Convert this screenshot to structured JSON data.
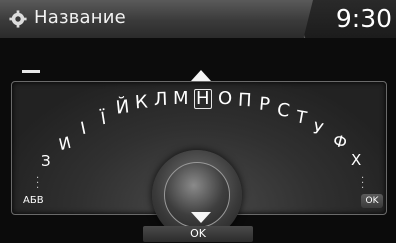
{
  "header": {
    "title": "Название",
    "clock": "9:30",
    "icon": "gear-icon"
  },
  "input": {
    "value": "",
    "cursor": "_"
  },
  "keyboard": {
    "letters": [
      "З",
      "И",
      "І",
      "Ї",
      "Й",
      "К",
      "Л",
      "М",
      "Н",
      "О",
      "П",
      "Р",
      "С",
      "Т",
      "У",
      "Ф",
      "Х"
    ],
    "selected_letter": "Н",
    "left_label": "АБВ",
    "right_ok_label": "OK"
  },
  "bottom": {
    "ok_label": "OK"
  },
  "colors": {
    "header_bg": "#4a4a4a",
    "panel_bg": "#2e2e2e",
    "text": "#ffffff"
  }
}
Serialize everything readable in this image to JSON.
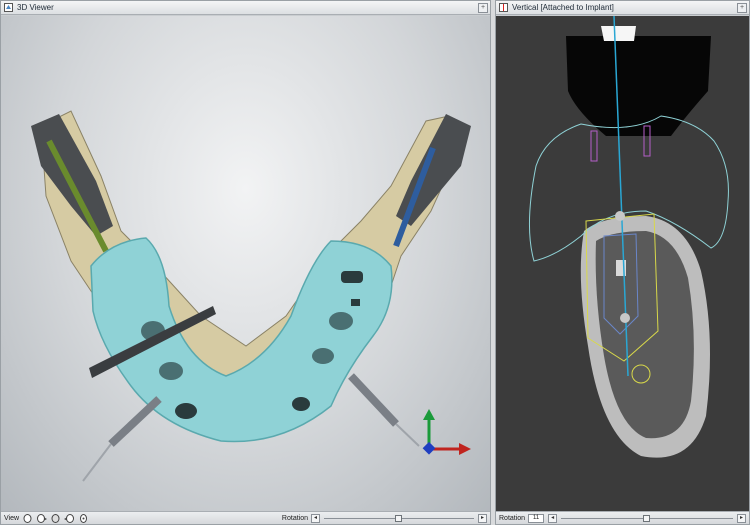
{
  "left_panel": {
    "title": "3D Viewer",
    "status": {
      "view_label": "View",
      "view_icons": [
        "head-front-icon",
        "head-side-icon",
        "head-back-icon",
        "head-left-icon",
        "head-top-icon"
      ],
      "rotation_label": "Rotation",
      "rotation_position": 0.5
    }
  },
  "right_panel": {
    "title": "Vertical [Attached to Implant]",
    "status": {
      "rotation_label": "Rotation",
      "rotation_value": "11",
      "rotation_position": 0.5
    }
  },
  "colors": {
    "guide": "#8fd2d6",
    "implant_axis": "#2aa7d4",
    "safety_zone": "#d8d84a",
    "nerve": "#b55fc9",
    "axis_x": "#c0241f",
    "axis_y": "#1a9a3a",
    "axis_z": "#1f3ec0"
  }
}
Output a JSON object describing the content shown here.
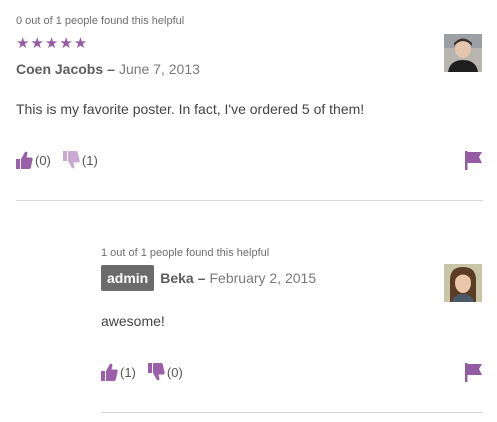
{
  "colors": {
    "accent": "#955ba5",
    "thumb": "#9a5fa8",
    "badge_bg": "#6b6b6b"
  },
  "reviews": [
    {
      "helpful_text": "0 out of 1 people found this helpful",
      "stars": "★★★★★",
      "author": "Coen Jacobs",
      "dash": "–",
      "date": "June 7, 2013",
      "text": "This is my favorite poster. In fact, I've ordered 5 of them!",
      "upvotes": "(0)",
      "downvotes": "(1)",
      "icons": {
        "up": "thumbs-up-icon",
        "down": "thumbs-down-icon",
        "flag": "flag-icon"
      }
    },
    {
      "helpful_text": "1 out of 1 people found this helpful",
      "badge": "admin",
      "author": "Beka",
      "dash": "–",
      "date": "February 2, 2015",
      "text": "awesome!",
      "upvotes": "(1)",
      "downvotes": "(0)",
      "icons": {
        "up": "thumbs-up-icon",
        "down": "thumbs-down-icon",
        "flag": "flag-icon"
      }
    }
  ]
}
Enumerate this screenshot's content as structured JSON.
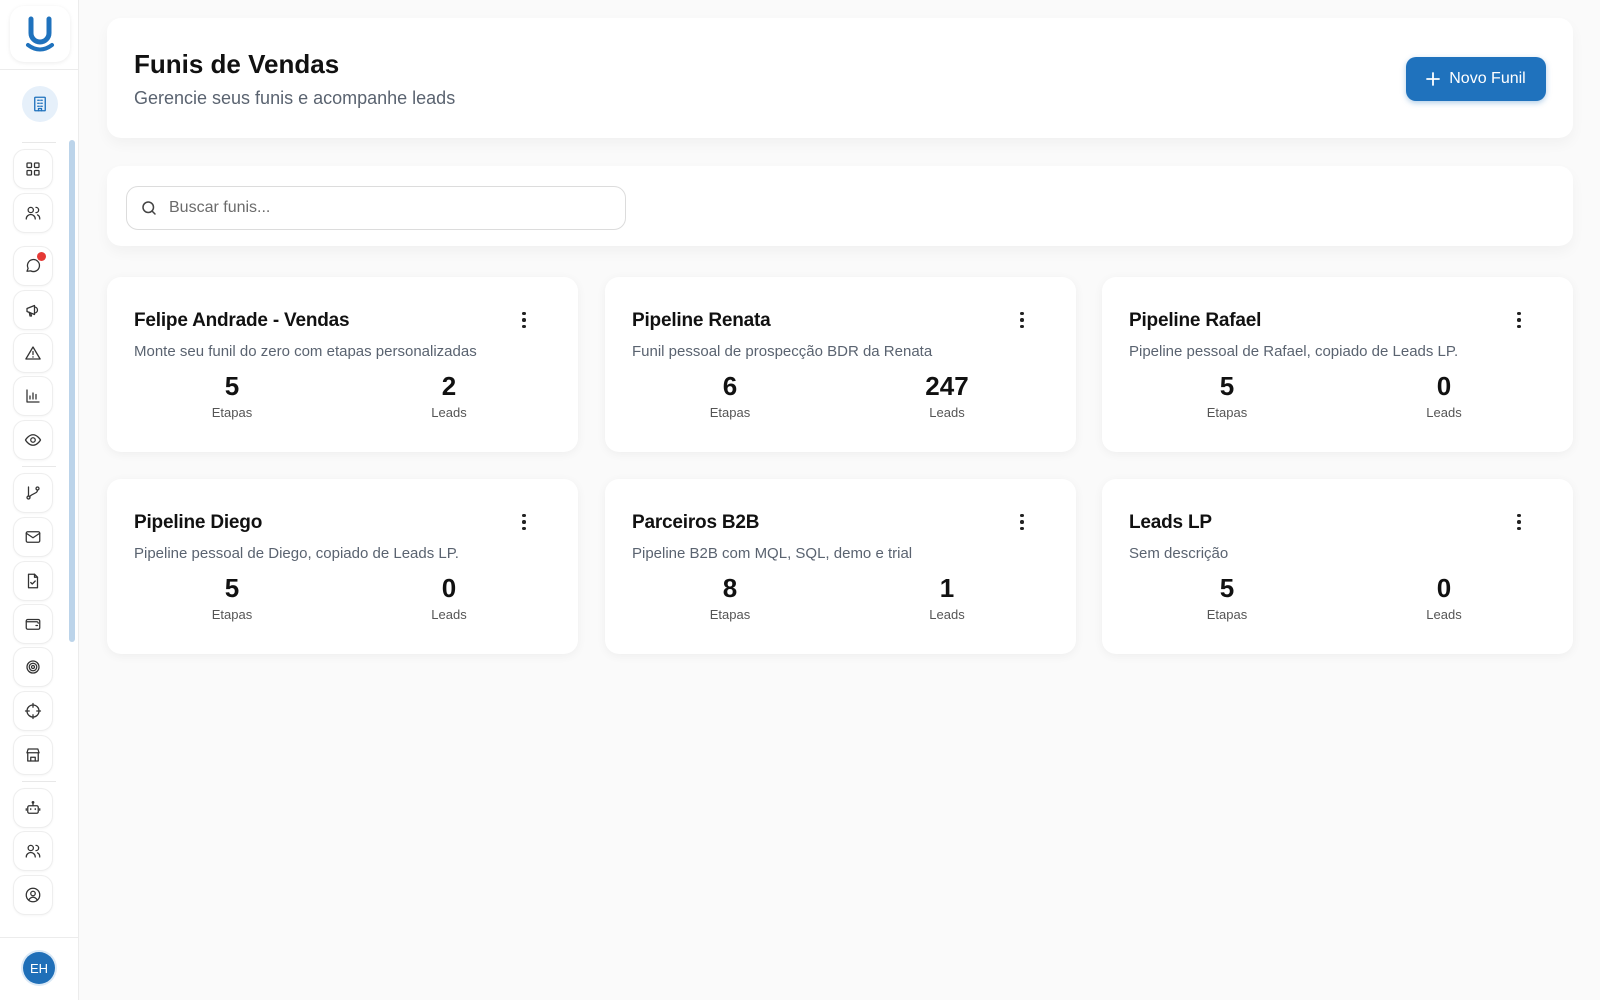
{
  "sidebar": {
    "logo_icon": "u-logo-icon",
    "org_icon": "building-icon",
    "nav_items": [
      {
        "name": "dashboard",
        "icon": "grid-icon"
      },
      {
        "name": "contacts",
        "icon": "users-icon"
      },
      {
        "name": "chat",
        "icon": "message-icon",
        "has_notification": true
      },
      {
        "name": "campaigns",
        "icon": "megaphone-icon"
      },
      {
        "name": "alerts",
        "icon": "alert-triangle-icon"
      },
      {
        "name": "reports",
        "icon": "bar-chart-icon"
      },
      {
        "name": "monitoring",
        "icon": "eye-icon"
      },
      {
        "name": "funnels",
        "icon": "git-branch-icon"
      },
      {
        "name": "email",
        "icon": "mail-icon"
      },
      {
        "name": "documents",
        "icon": "file-check-icon"
      },
      {
        "name": "wallet",
        "icon": "wallet-icon"
      },
      {
        "name": "goals",
        "icon": "target-icon"
      },
      {
        "name": "prospecting",
        "icon": "crosshair-icon"
      },
      {
        "name": "store",
        "icon": "store-icon"
      },
      {
        "name": "bots",
        "icon": "bot-icon"
      },
      {
        "name": "team",
        "icon": "users-icon"
      },
      {
        "name": "profile",
        "icon": "user-circle-icon"
      }
    ],
    "avatar_initials": "EH",
    "notification_color": "#e53935"
  },
  "header": {
    "title": "Funis de Vendas",
    "subtitle": "Gerencie seus funis e acompanhe leads",
    "new_button_label": "Novo Funil",
    "accent_color": "#1f72bd"
  },
  "search": {
    "placeholder": "Buscar funis...",
    "value": ""
  },
  "funnels": [
    {
      "name": "Felipe Andrade - Vendas",
      "description": "Monte seu funil do zero com etapas personalizadas",
      "etapas": "5",
      "leads": "2",
      "etapas_label": "Etapas",
      "leads_label": "Leads"
    },
    {
      "name": "Pipeline Renata",
      "description": "Funil pessoal de prospecção BDR da Renata",
      "etapas": "6",
      "leads": "247",
      "etapas_label": "Etapas",
      "leads_label": "Leads"
    },
    {
      "name": "Pipeline Rafael",
      "description": "Pipeline pessoal de Rafael, copiado de Leads LP.",
      "etapas": "5",
      "leads": "0",
      "etapas_label": "Etapas",
      "leads_label": "Leads"
    },
    {
      "name": "Pipeline Diego",
      "description": "Pipeline pessoal de Diego, copiado de Leads LP.",
      "etapas": "5",
      "leads": "0",
      "etapas_label": "Etapas",
      "leads_label": "Leads"
    },
    {
      "name": "Parceiros B2B",
      "description": "Pipeline B2B com MQL, SQL, demo e trial",
      "etapas": "8",
      "leads": "1",
      "etapas_label": "Etapas",
      "leads_label": "Leads"
    },
    {
      "name": "Leads LP",
      "description": "Sem descrição",
      "etapas": "5",
      "leads": "0",
      "etapas_label": "Etapas",
      "leads_label": "Leads"
    }
  ]
}
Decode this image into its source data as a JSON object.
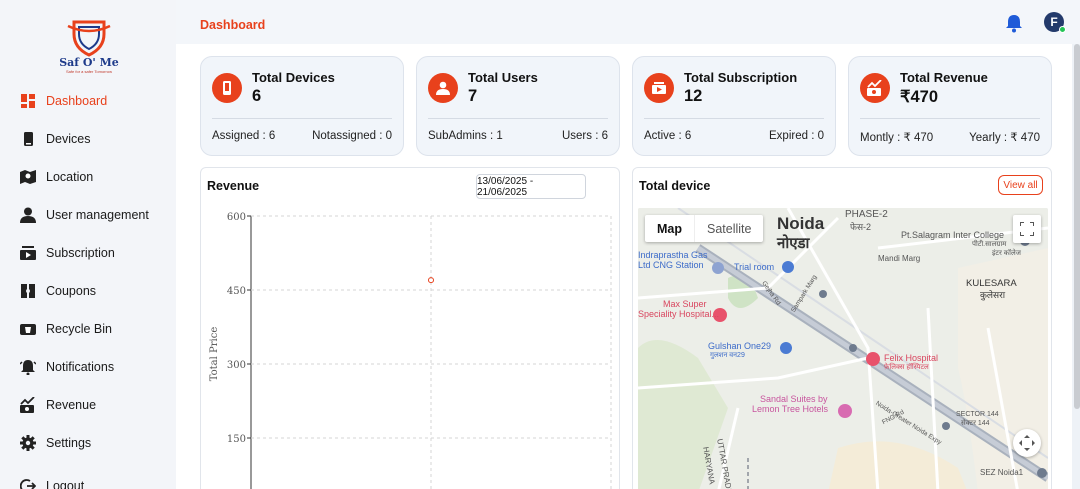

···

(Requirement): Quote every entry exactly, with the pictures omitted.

(Exercise answer):
Convert this screenshot to structured JSON data.
{
  "header": {
    "title": "Название",
    "clock": "9:30",
    "icon": "gear-icon"
  },
  "input": {
    "value": "",
    "cursor": "_"
  },
  "keyboard": {
    "letters": [
      "З",
      "И",
      "І",
      "Ї",
      "Й",
      "К",
      "Л",
      "М",
      "Н",
      "О",
      "П",
      "Р",
      "С",
      "Т",
      "У",
      "Ф",
      "Х"
    ],
    "selected_letter": "Н",
    "left_label": "АБВ",
    "right_ok_label": "OK"
  },
  "bottom": {
    "ok_label": "OK"
  },
  "colors": {
    "header_bg": "#4a4a4a",
    "panel_bg": "#2e2e2e",
    "text": "#ffffff"
  }
}
Serialize everything readable in this image to JSON.
{
  "left_panel": {
    "title": "3D Viewer",
    "status": {
      "view_label": "View",
      "view_icons": [
        "head-front-icon",
        "head-side-icon",
        "head-back-icon",
        "head-left-icon",
        "head-top-icon"
      ],
      "rotation_label": "Rotation",
      "rotation_position": 0.5
    }
  },
  "right_panel": {
    "title": "Vertical [Attached to Implant]",
    "status": {
      "rotation_label": "Rotation",
      "rotation_value": "11",
      "rotation_position": 0.5
    }
  },
  "colors": {
    "guide": "#8fd2d6",
    "implant_axis": "#2aa7d4",
    "safety_zone": "#d8d84a",
    "nerve": "#b55fc9",
    "axis_x": "#c0241f",
    "axis_y": "#1a9a3a",
    "axis_z": "#1f3ec0"
  }
}
Output a JSON object describing the content shown here.
{
  "colors": {
    "accent": "#955ba5",
    "thumb": "#9a5fa8",
    "badge_bg": "#6b6b6b"
  },
  "reviews": [
    {
      "helpful_text": "0 out of 1 people found this helpful",
      "stars": "★★★★★",
      "author": "Coen Jacobs",
      "dash": "–",
      "date": "June 7, 2013",
      "text": "This is my favorite poster. In fact, I've ordered 5 of them!",
      "upvotes": "(0)",
      "downvotes": "(1)",
      "icons": {
        "up": "thumbs-up-icon",
        "down": "thumbs-down-icon",
        "flag": "flag-icon"
      }
    },
    {
      "helpful_text": "1 out of 1 people found this helpful",
      "badge": "admin",
      "author": "Beka",
      "dash": "–",
      "date": "February 2, 2015",
      "text": "awesome!",
      "upvotes": "(1)",
      "downvotes": "(0)",
      "icons": {
        "up": "thumbs-up-icon",
        "down": "thumbs-down-icon",
        "flag": "flag-icon"
      }
    }
  ]
}
Enumerate this screenshot's content as structured JSON.
{
  "sidebar": {
    "logo_icon": "u-logo-icon",
    "org_icon": "building-icon",
    "nav_items": [
      {
        "name": "dashboard",
        "icon": "grid-icon"
      },
      {
        "name": "contacts",
        "icon": "users-icon"
      },
      {
        "name": "chat",
        "icon": "message-icon",
        "has_notification": true
      },
      {
        "name": "campaigns",
        "icon": "megaphone-icon"
      },
      {
        "name": "alerts",
        "icon": "alert-triangle-icon"
      },
      {
        "name": "reports",
        "icon": "bar-chart-icon"
      },
      {
        "name": "monitoring",
        "icon": "eye-icon"
      },
      {
        "name": "funnels",
        "icon": "git-branch-icon"
      },
      {
        "name": "email",
        "icon": "mail-icon"
      },
      {
        "name": "documents",
        "icon": "file-check-icon"
      },
      {
        "name": "wallet",
        "icon": "wallet-icon"
      },
      {
        "name": "goals",
        "icon": "target-icon"
      },
      {
        "name": "prospecting",
        "icon": "crosshair-icon"
      },
      {
        "name": "store",
        "icon": "store-icon"
      },
      {
        "name": "bots",
        "icon": "bot-icon"
      },
      {
        "name": "team",
        "icon": "users-icon"
      },
      {
        "name": "profile",
        "icon": "user-circle-icon"
      }
    ],
    "avatar_initials": "EH",
    "notification_color": "#e53935"
  },
  "header": {
    "title": "Funis de Vendas",
    "subtitle": "Gerencie seus funis e acompanhe leads",
    "new_button_label": "Novo Funil",
    "accent_color": "#1f72bd"
  },
  "search": {
    "placeholder": "Buscar funis...",
    "value": ""
  },
  "funnels": [
    {
      "name": "Felipe Andrade - Vendas",
      "description": "Monte seu funil do zero com etapas personalizadas",
      "etapas": "5",
      "leads": "2",
      "etapas_label": "Etapas",
      "leads_label": "Leads"
    },
    {
      "name": "Pipeline Renata",
      "description": "Funil pessoal de prospecção BDR da Renata",
      "etapas": "6",
      "leads": "247",
      "etapas_label": "Etapas",
      "leads_label": "Leads"
    },
    {
      "name": "Pipeline Rafael",
      "description": "Pipeline pessoal de Rafael, copiado de Leads LP.",
      "etapas": "5",
      "leads": "0",
      "etapas_label": "Etapas",
      "leads_label": "Leads"
    },
    {
      "name": "Pipeline Diego",
      "description": "Pipeline pessoal de Diego, copiado de Leads LP.",
      "etapas": "5",
      "leads": "0",
      "etapas_label": "Etapas",
      "leads_label": "Leads"
    },
    {
      "name": "Parceiros B2B",
      "description": "Pipeline B2B com MQL, SQL, demo e trial",
      "etapas": "8",
      "leads": "1",
      "etapas_label": "Etapas",
      "leads_label": "Leads"
    },
    {
      "name": "Leads LP",
      "description": "Sem descrição",
      "etapas": "5",
      "leads": "0",
      "etapas_label": "Etapas",
      "leads_label": "Leads"
    }
  ]
}
Decode this image into its source data as a JSON object.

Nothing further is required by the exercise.